The weight of authority is that when a sovereign institutes a suit to enforce a public right or protect a public interest, laches cannot be set up as a bar. 30A C.J.S. Equity § 114 (1965). The case law in New Mexico is in accord. The general rule in New Mexico is that "[t]he tardiness of public officers in the performance of duties enjoined upon them by statutes cannot be entertained as a defense to an action by the state to enforce a public right or to protect public interests." Ross v. Daniel, 53 N.M. 70, 76, 201 P.2d 993, 996 (1949) (citations omitted); see also Village of Cloudcroft v. Pittman, 63 N.M. 168, 315 P.2d 517 (1957). "The doctrines of laches and estoppel are so related that what has been said with respect to estoppel applies with equal force to the doctrine of laches." Ross v. Daniel, 53 N.M. at 76, 201 P.2d at 996. Although estoppel is not usually applicable against a sovereign in the exercise of governmental functions, it will be applied where right and justice demand it. Silver City Consol. Sch. Dist. No. 1 v. Board of Regents, 75 N.M. 106, 401 P.2d 95 (1965). However, laches is not favored and should be applied only where a party has been guilty of inexcusable neglect in enforcing his rights. Cain v. Cain, 91 N.M. 423, 575 P.2d 607 (1978).

Whether the doctrine of laches applies depends upon the circumstances in each particular case. See Hart v. Northeastern N.M. Fair Ass'n, 58 N.M. 9, 265 P.2d 341 (1953). The application of laches would be appropriate in the instant case only if all the elements were met. See Butcher v. City of Albuquerque, 95 N.M. 242, 620 P.2d 1267 (1980). There are four elements necessary to find laches:

(1) Conduct on the part of the defendant, or of one under whom he claims, giving rise to the situation of which complaint is made and for which the complainant seeks a remedy, as, for example, an invasion by the defendant of the complainant's right, ...; (2) delay in asserting the complainant's rights, the complainant having had knowledge or notice of the *1040 defendant's conduct and having been afforded an opportunity to institute a suit; (3) lack of knowledge or notice on the part of the defendant that the complainant would assert the right on which he bases his suit; and (4) injury or prejudice to the defendant in the event relief is accorded to the complainant or the suit is not held to be barred.

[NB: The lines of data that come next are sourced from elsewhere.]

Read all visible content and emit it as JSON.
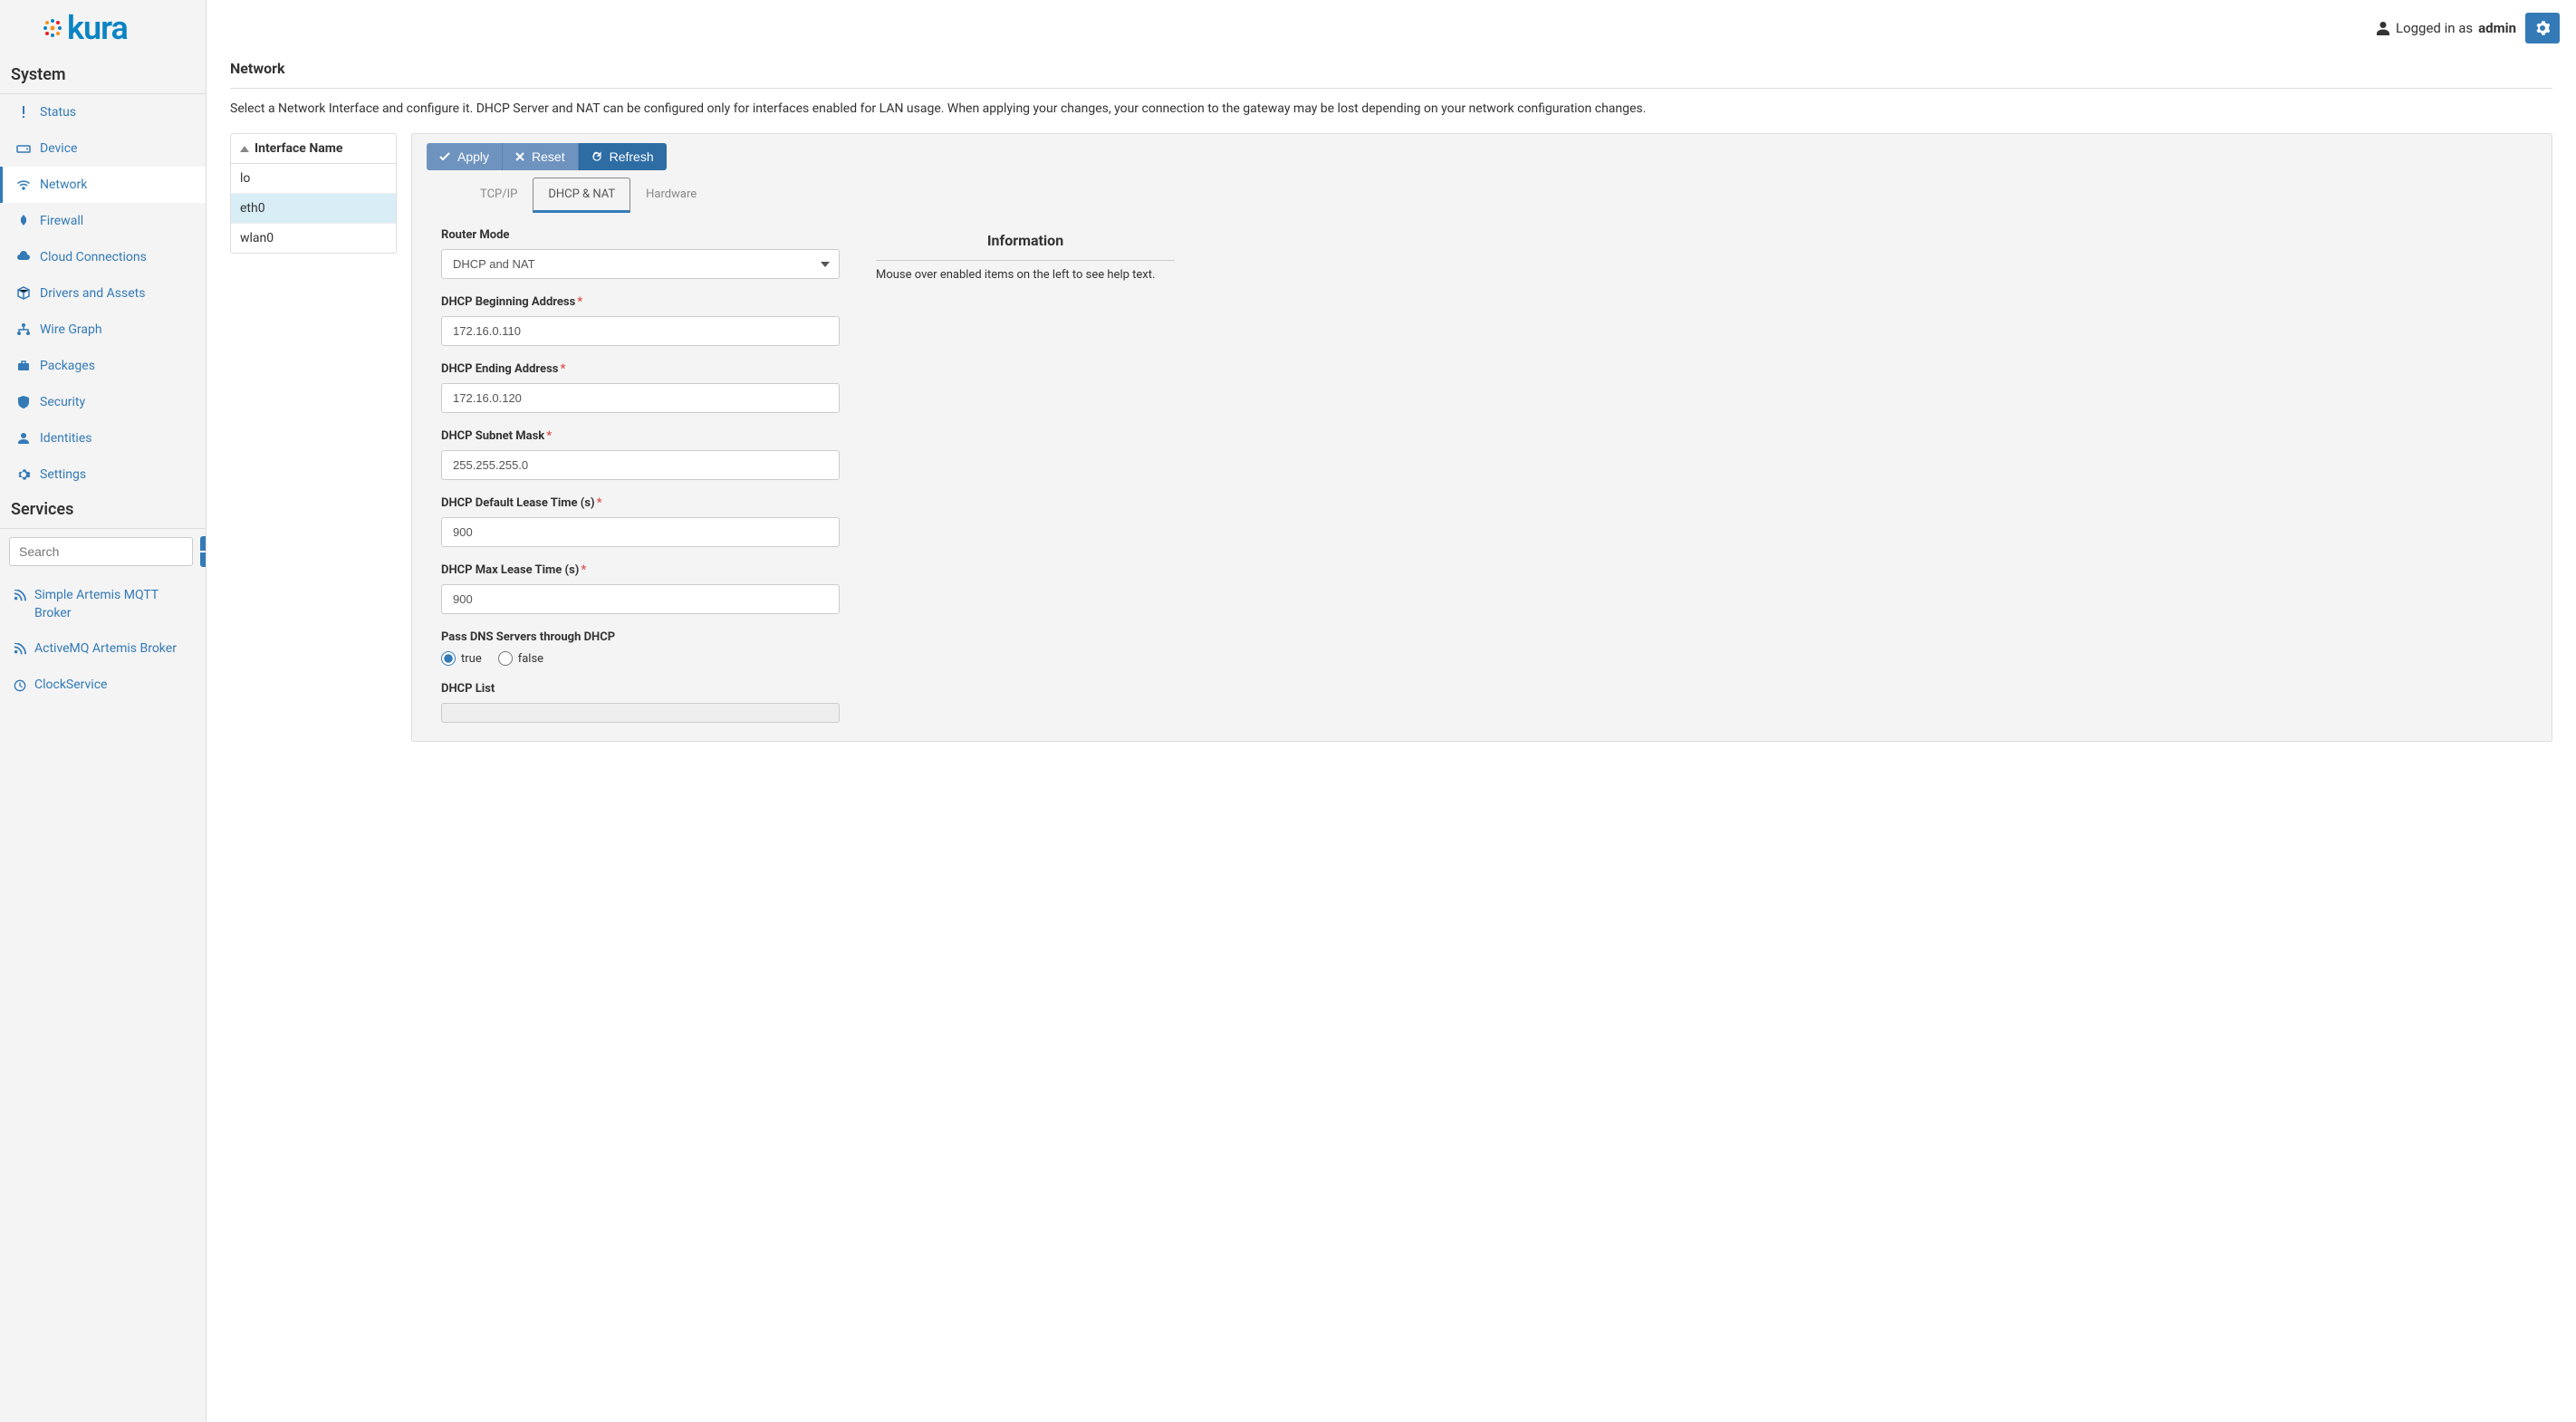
{
  "header": {
    "logged_in_label": "Logged in as",
    "username": "admin"
  },
  "sidebar": {
    "system_title": "System",
    "services_title": "Services",
    "nav": [
      {
        "label": "Status",
        "icon": "exclamation"
      },
      {
        "label": "Device",
        "icon": "hdd"
      },
      {
        "label": "Network",
        "icon": "wifi",
        "active": true
      },
      {
        "label": "Firewall",
        "icon": "fire"
      },
      {
        "label": "Cloud Connections",
        "icon": "cloud"
      },
      {
        "label": "Drivers and Assets",
        "icon": "cube"
      },
      {
        "label": "Wire Graph",
        "icon": "sitemap"
      },
      {
        "label": "Packages",
        "icon": "briefcase"
      },
      {
        "label": "Security",
        "icon": "shield"
      },
      {
        "label": "Identities",
        "icon": "user"
      },
      {
        "label": "Settings",
        "icon": "gear"
      }
    ],
    "search_placeholder": "Search",
    "services": [
      {
        "label": "Simple Artemis MQTT Broker",
        "icon": "rss"
      },
      {
        "label": "ActiveMQ Artemis Broker",
        "icon": "rss"
      },
      {
        "label": "ClockService",
        "icon": "clock"
      }
    ]
  },
  "page": {
    "title": "Network",
    "description": "Select a Network Interface and configure it. DHCP Server and NAT can be configured only for interfaces enabled for LAN usage. When applying your changes, your connection to the gateway may be lost depending on your network configuration changes."
  },
  "interfaces": {
    "header": "Interface Name",
    "items": [
      "lo",
      "eth0",
      "wlan0"
    ],
    "selected": "eth0"
  },
  "buttons": {
    "apply": "Apply",
    "reset": "Reset",
    "refresh": "Refresh"
  },
  "tabs": {
    "items": [
      "TCP/IP",
      "DHCP & NAT",
      "Hardware"
    ],
    "active": "DHCP & NAT"
  },
  "info": {
    "title": "Information",
    "text": "Mouse over enabled items on the left to see help text."
  },
  "form": {
    "router_mode": {
      "label": "Router Mode",
      "value": "DHCP and NAT"
    },
    "begin_addr": {
      "label": "DHCP Beginning Address",
      "value": "172.16.0.110",
      "required": true
    },
    "end_addr": {
      "label": "DHCP Ending Address",
      "value": "172.16.0.120",
      "required": true
    },
    "subnet": {
      "label": "DHCP Subnet Mask",
      "value": "255.255.255.0",
      "required": true
    },
    "default_lease": {
      "label": "DHCP Default Lease Time (s)",
      "value": "900",
      "required": true
    },
    "max_lease": {
      "label": "DHCP Max Lease Time (s)",
      "value": "900",
      "required": true
    },
    "pass_dns": {
      "label": "Pass DNS Servers through DHCP",
      "true_label": "true",
      "false_label": "false",
      "value": "true"
    },
    "dhcp_list": {
      "label": "DHCP List"
    }
  }
}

Morris v. Ross, 58 N.M. 379, 381-82, 271 P.2d 823, 824-25 (1954) (quoting 19 AM. JUR. Equity § 498 (1939)).

The facts in this case are not in dispute. Respondent had sexual relations with the child's mother. The child, Adriane Clay, was born on May 30, 1973. Debra Clay never notified respondent about his possible paternity. The State sent him a registered letter about the child on May 8, 1974. Mr. Davis testified that he did not recall receiving such a letter, although he admitted that the signature on the return receipt appeared to be his. The State took no further action until it filed a paternity petition on March 24, 1981.

Respondent contends that the third and fourth elements of laches have been met. The third element requires that respondent have no knowledge or notice that the State would assert its right. Id. Mr. Davis did not lack the requisite notice because he was contacted by the State about the child in 1974. In addition, respondent would not be prejudiced or suffer injury in the event the suit is not barred. It would not be an injury to be held responsible for the support of his child if he is determined to be the father. Because Mr. Davis had notice and will not be injured, the facts in the instant case do not meet the elements of laches.

It is clear that a determination of the paternity of this child is in the public interest. The State is seeking reimbursement for payments it has made in excess of $6,000 as well as future support payments for so long as the child receives public assistance. Absent proof of inexcusable neglect, the State will not be barred from maintaining the action on this set of facts.

The order of the district court is accordingly reversed and the cause remanded for further proceedings consistent with this opinion.

IT IS SO ORDERED.

PAYNE, C.J., and FEDERICI and RIORDAN, JJ., concur.